### [What you need to do]
For each line of the data that includes the word "this", copy the line.

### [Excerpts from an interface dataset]
+-------+

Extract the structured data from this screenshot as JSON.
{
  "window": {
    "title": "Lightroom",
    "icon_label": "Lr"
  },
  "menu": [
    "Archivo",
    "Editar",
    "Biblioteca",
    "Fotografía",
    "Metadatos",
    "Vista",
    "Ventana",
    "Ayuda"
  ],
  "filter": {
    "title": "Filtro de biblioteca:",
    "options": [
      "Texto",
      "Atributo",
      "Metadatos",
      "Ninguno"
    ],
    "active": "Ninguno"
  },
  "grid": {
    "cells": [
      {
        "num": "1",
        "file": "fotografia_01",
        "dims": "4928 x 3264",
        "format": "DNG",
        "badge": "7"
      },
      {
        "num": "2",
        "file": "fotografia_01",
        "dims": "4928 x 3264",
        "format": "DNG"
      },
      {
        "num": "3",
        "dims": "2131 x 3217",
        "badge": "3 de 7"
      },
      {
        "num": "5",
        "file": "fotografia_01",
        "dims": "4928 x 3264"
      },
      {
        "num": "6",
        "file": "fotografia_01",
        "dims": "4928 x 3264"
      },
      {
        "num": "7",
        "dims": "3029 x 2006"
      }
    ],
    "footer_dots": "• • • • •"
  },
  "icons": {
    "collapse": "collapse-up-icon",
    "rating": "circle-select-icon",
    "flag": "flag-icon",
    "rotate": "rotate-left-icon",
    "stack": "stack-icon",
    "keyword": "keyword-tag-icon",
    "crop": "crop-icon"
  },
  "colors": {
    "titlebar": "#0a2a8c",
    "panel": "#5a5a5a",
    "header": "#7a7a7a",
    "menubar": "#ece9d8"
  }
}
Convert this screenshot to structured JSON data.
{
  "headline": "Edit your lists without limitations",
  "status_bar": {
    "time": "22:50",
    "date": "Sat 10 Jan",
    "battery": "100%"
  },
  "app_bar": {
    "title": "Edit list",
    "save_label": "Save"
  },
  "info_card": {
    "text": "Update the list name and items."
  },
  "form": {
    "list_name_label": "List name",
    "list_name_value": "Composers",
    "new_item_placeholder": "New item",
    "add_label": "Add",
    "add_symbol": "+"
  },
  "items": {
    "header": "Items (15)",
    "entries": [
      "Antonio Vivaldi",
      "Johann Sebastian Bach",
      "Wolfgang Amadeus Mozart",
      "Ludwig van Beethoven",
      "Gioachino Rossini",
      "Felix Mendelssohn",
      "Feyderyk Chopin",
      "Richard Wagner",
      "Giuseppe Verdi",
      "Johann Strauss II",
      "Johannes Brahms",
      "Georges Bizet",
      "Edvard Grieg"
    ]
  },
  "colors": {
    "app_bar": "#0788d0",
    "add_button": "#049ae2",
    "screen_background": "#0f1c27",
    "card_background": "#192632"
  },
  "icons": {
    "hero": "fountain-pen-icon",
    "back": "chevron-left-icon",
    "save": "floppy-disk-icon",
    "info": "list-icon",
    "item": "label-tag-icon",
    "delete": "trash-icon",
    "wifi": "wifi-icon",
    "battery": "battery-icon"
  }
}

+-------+

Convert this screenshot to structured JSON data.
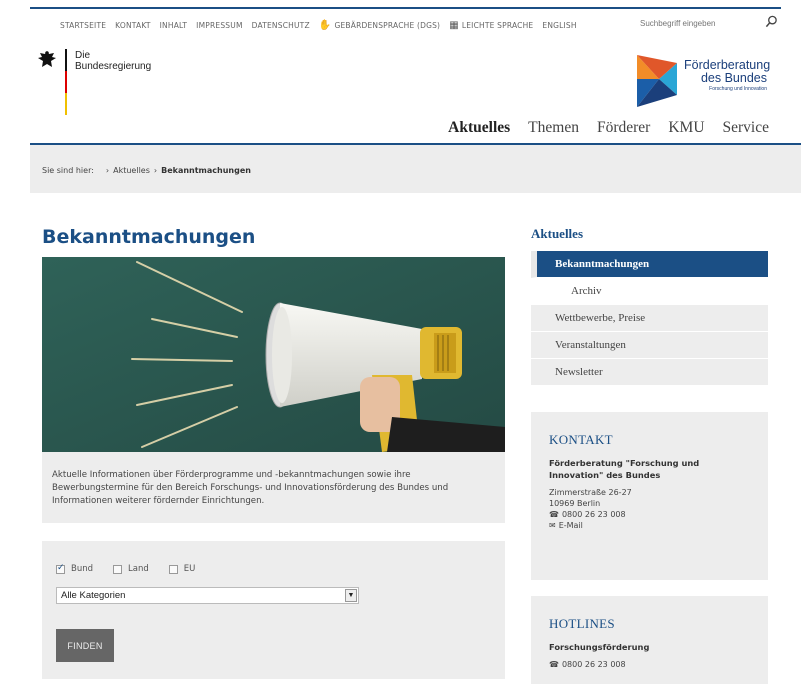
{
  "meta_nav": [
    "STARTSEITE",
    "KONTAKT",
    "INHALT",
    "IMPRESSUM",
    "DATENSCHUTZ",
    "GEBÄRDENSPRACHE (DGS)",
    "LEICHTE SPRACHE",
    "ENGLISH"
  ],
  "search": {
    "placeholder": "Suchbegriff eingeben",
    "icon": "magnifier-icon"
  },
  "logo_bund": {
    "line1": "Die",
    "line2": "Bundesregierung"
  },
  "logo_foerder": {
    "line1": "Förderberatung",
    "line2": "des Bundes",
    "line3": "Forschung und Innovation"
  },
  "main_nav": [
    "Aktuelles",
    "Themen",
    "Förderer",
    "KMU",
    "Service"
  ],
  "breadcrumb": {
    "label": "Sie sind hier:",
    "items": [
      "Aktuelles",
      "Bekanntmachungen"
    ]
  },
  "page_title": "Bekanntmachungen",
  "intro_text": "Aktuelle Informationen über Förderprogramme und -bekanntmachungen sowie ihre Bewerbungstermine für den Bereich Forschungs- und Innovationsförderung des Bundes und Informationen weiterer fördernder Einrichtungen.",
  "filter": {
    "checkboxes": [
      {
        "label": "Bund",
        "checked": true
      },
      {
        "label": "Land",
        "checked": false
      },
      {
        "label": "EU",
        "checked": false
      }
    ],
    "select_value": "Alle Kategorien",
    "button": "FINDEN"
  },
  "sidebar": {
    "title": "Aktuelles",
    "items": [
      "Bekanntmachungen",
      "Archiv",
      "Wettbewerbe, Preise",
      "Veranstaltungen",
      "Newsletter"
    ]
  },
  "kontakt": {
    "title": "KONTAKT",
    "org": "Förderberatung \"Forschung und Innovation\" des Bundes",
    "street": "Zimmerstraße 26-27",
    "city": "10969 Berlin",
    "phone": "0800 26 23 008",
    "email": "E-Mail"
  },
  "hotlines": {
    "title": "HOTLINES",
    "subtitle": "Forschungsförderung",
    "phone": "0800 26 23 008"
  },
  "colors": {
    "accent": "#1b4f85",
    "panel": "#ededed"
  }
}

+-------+

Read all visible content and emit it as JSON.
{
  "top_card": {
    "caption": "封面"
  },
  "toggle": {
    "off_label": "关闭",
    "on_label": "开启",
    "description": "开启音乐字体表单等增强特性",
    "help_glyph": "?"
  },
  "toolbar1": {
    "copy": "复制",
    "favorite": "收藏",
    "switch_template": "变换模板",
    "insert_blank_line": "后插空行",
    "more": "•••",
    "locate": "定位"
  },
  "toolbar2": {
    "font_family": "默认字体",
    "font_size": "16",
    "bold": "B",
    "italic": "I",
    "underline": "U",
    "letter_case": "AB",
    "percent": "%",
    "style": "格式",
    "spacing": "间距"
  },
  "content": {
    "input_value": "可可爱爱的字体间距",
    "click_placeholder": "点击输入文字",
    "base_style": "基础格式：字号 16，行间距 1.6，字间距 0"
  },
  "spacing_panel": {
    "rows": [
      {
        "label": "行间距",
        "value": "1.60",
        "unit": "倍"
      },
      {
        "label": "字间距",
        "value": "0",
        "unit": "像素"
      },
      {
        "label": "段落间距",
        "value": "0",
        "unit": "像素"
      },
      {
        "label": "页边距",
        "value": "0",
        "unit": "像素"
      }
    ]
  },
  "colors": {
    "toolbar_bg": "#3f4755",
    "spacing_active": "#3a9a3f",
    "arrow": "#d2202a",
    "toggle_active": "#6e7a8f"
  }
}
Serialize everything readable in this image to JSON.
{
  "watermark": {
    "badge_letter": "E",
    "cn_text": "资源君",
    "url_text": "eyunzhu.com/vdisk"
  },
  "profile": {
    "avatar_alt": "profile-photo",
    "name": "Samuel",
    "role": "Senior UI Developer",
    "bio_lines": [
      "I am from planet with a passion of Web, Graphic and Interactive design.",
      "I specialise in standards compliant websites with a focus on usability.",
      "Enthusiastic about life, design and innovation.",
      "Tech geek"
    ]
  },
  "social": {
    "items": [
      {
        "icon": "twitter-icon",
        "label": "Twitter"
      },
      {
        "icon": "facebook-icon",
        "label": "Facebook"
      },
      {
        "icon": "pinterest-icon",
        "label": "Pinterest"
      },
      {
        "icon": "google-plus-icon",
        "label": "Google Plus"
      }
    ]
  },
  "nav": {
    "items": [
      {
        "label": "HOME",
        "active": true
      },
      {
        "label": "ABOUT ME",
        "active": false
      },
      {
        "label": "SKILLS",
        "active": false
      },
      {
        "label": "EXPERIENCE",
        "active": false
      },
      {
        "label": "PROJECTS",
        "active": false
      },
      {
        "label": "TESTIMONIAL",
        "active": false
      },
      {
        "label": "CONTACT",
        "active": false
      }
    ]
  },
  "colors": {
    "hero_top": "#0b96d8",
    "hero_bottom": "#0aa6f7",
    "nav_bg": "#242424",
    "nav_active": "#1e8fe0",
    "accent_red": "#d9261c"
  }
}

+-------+

### [Task answer]
Extract the structured data from this screenshot as JSON.
Convert this screenshot to structured JSON data.
Convert this screenshot to structured JSON data.
Serialize everything readable in this image to JSON.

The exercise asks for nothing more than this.